> _Exercise goal_: Please print every line of the material below exactly.

> _Materials provided_:
- - - - - - -
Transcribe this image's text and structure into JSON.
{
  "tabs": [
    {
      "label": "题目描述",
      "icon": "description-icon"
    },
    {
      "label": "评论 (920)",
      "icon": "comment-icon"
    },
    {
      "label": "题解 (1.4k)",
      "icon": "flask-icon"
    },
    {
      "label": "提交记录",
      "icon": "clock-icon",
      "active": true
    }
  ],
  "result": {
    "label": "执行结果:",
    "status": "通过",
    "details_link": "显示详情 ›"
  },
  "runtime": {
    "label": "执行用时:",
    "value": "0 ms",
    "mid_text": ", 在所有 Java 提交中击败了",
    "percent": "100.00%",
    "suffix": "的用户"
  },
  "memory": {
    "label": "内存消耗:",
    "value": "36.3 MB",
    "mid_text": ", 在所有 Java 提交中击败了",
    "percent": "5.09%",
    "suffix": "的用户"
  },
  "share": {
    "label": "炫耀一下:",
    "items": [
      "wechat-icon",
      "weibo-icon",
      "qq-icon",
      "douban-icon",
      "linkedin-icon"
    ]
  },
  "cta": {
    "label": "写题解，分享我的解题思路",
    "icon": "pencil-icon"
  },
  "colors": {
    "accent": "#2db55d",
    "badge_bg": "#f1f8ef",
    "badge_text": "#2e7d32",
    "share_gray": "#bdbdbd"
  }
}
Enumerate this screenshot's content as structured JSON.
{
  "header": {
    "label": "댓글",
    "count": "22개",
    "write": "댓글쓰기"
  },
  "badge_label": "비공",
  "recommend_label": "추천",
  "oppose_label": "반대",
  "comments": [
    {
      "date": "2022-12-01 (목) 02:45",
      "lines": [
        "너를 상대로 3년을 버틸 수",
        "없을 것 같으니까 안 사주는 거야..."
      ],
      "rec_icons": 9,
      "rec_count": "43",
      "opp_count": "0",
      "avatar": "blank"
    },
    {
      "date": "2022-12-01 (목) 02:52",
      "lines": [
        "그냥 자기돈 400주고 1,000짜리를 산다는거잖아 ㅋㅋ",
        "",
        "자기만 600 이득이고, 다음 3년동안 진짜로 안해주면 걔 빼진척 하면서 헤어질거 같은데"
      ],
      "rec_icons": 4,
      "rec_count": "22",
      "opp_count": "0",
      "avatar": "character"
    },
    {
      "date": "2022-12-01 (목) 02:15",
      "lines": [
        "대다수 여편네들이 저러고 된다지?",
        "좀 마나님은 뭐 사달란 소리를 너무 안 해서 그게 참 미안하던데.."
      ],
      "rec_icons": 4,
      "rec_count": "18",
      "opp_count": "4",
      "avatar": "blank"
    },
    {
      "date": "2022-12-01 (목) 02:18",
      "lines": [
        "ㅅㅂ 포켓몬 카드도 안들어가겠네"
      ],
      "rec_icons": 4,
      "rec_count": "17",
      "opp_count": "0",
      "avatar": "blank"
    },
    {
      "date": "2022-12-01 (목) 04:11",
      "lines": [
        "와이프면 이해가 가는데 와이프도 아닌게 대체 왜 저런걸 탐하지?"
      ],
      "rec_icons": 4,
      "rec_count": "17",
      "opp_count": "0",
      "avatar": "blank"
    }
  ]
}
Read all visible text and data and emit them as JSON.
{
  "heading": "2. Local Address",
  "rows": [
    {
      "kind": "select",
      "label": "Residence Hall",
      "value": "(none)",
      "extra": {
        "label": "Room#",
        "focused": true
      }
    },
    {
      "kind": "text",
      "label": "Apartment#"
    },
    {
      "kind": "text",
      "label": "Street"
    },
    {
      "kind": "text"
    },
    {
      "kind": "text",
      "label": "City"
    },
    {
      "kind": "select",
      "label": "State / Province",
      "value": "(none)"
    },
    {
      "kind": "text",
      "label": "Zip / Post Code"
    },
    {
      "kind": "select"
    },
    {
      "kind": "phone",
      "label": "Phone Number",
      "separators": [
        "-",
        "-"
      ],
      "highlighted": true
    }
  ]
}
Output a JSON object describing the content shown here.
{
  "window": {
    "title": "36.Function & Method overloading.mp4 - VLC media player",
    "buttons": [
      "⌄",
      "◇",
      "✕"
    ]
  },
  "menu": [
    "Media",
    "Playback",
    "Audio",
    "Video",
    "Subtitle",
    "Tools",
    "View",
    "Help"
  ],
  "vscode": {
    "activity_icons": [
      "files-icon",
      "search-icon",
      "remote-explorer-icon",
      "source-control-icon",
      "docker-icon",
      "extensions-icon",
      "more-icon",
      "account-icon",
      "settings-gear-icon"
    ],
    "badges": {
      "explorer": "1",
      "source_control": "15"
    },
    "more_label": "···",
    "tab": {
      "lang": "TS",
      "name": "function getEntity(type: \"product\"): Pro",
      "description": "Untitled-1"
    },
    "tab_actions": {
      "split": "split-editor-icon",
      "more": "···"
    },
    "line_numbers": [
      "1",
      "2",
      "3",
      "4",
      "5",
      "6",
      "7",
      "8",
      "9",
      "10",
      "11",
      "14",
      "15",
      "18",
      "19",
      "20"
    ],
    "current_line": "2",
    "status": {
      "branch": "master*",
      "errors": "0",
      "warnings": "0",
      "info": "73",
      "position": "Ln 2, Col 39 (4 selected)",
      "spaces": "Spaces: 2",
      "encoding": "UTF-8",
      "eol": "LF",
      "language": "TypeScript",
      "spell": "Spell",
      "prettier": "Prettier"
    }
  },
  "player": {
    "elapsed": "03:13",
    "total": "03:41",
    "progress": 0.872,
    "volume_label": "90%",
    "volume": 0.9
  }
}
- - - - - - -
> _Exercise result_:
Transcribe this image's text and structure into JSON.
{
  "tabs": [
    {
      "label": "题目描述",
      "icon": "description-icon"
    },
    {
      "label": "评论 (920)",
      "icon": "comment-icon"
    },
    {
      "label": "题解 (1.4k)",
      "icon": "flask-icon"
    },
    {
      "label": "提交记录",
      "icon": "clock-icon",
      "active": true
    }
  ],
  "result": {
    "label": "执行结果:",
    "status": "通过",
    "details_link": "显示详情 ›"
  },
  "runtime": {
    "label": "执行用时:",
    "value": "0 ms",
    "mid_text": ", 在所有 Java 提交中击败了",
    "percent": "100.00%",
    "suffix": "的用户"
  },
  "memory": {
    "label": "内存消耗:",
    "value": "36.3 MB",
    "mid_text": ", 在所有 Java 提交中击败了",
    "percent": "5.09%",
    "suffix": "的用户"
  },
  "share": {
    "label": "炫耀一下:",
    "items": [
      "wechat-icon",
      "weibo-icon",
      "qq-icon",
      "douban-icon",
      "linkedin-icon"
    ]
  },
  "cta": {
    "label": "写题解，分享我的解题思路",
    "icon": "pencil-icon"
  },
  "colors": {
    "accent": "#2db55d",
    "badge_bg": "#f1f8ef",
    "badge_text": "#2e7d32",
    "share_gray": "#bdbdbd"
  }
}
Enumerate this screenshot's content as structured JSON.
{
  "header": {
    "label": "댓글",
    "count": "22개",
    "write": "댓글쓰기"
  },
  "badge_label": "비공",
  "recommend_label": "추천",
  "oppose_label": "반대",
  "comments": [
    {
      "date": "2022-12-01 (목) 02:45",
      "lines": [
        "너를 상대로 3년을 버틸 수",
        "없을 것 같으니까 안 사주는 거야..."
      ],
      "rec_icons": 9,
      "rec_count": "43",
      "opp_count": "0",
      "avatar": "blank"
    },
    {
      "date": "2022-12-01 (목) 02:52",
      "lines": [
        "그냥 자기돈 400주고 1,000짜리를 산다는거잖아 ㅋㅋ",
        "",
        "자기만 600 이득이고, 다음 3년동안 진짜로 안해주면 걔 빼진척 하면서 헤어질거 같은데"
      ],
      "rec_icons": 4,
      "rec_count": "22",
      "opp_count": "0",
      "avatar": "character"
    },
    {
      "date": "2022-12-01 (목) 02:15",
      "lines": [
        "대다수 여편네들이 저러고 된다지?",
        "좀 마나님은 뭐 사달란 소리를 너무 안 해서 그게 참 미안하던데.."
      ],
      "rec_icons": 4,
      "rec_count": "18",
      "opp_count": "4",
      "avatar": "blank"
    },
    {
      "date": "2022-12-01 (목) 02:18",
      "lines": [
        "ㅅㅂ 포켓몬 카드도 안들어가겠네"
      ],
      "rec_icons": 4,
      "rec_count": "17",
      "opp_count": "0",
      "avatar": "blank"
    },
    {
      "date": "2022-12-01 (목) 04:11",
      "lines": [
        "와이프면 이해가 가는데 와이프도 아닌게 대체 왜 저런걸 탐하지?"
      ],
      "rec_icons": 4,
      "rec_count": "17",
      "opp_count": "0",
      "avatar": "blank"
    }
  ]
}
Read all visible text and data and emit them as JSON.
{
  "heading": "2. Local Address",
  "rows": [
    {
      "kind": "select",
      "label": "Residence Hall",
      "value": "(none)",
      "extra": {
        "label": "Room#",
        "focused": true
      }
    },
    {
      "kind": "text",
      "label": "Apartment#"
    },
    {
      "kind": "text",
      "label": "Street"
    },
    {
      "kind": "text"
    },
    {
      "kind": "text",
      "label": "City"
    },
    {
      "kind": "select",
      "label": "State / Province",
      "value": "(none)"
    },
    {
      "kind": "text",
      "label": "Zip / Post Code"
    },
    {
      "kind": "select"
    },
    {
      "kind": "phone",
      "label": "Phone Number",
      "separators": [
        "-",
        "-"
      ],
      "highlighted": true
    }
  ]
}
Output a JSON object describing the content shown here.
{
  "window": {
    "title": "36.Function & Method overloading.mp4 - VLC media player",
    "buttons": [
      "⌄",
      "◇",
      "✕"
    ]
  },
  "menu": [
    "Media",
    "Playback",
    "Audio",
    "Video",
    "Subtitle",
    "Tools",
    "View",
    "Help"
  ],
  "vscode": {
    "activity_icons": [
      "files-icon",
      "search-icon",
      "remote-explorer-icon",
      "source-control-icon",
      "docker-icon",
      "extensions-icon",
      "more-icon",
      "account-icon",
      "settings-gear-icon"
    ],
    "badges": {
      "explorer": "1",
      "source_control": "15"
    },
    "more_label": "···",
    "tab": {
      "lang": "TS",
      "name": "function getEntity(type: \"product\"): Pro",
      "description": "Untitled-1"
    },
    "tab_actions": {
      "split": "split-editor-icon",
      "more": "···"
    },
    "line_numbers": [
      "1",
      "2",
      "3",
      "4",
      "5",
      "6",
      "7",
      "8",
      "9",
      "10",
      "11",
      "14",
      "15",
      "18",
      "19",
      "20"
    ],
    "current_line": "2",
    "status": {
      "branch": "master*",
      "errors": "0",
      "warnings": "0",
      "info": "73",
      "position": "Ln 2, Col 39 (4 selected)",
      "spaces": "Spaces: 2",
      "encoding": "UTF-8",
      "eol": "LF",
      "language": "TypeScript",
      "spell": "Spell",
      "prettier": "Prettier"
    }
  },
  "player": {
    "elapsed": "03:13",
    "total": "03:41",
    "progress": 0.872,
    "volume_label": "90%",
    "volume": 0.9
  }
}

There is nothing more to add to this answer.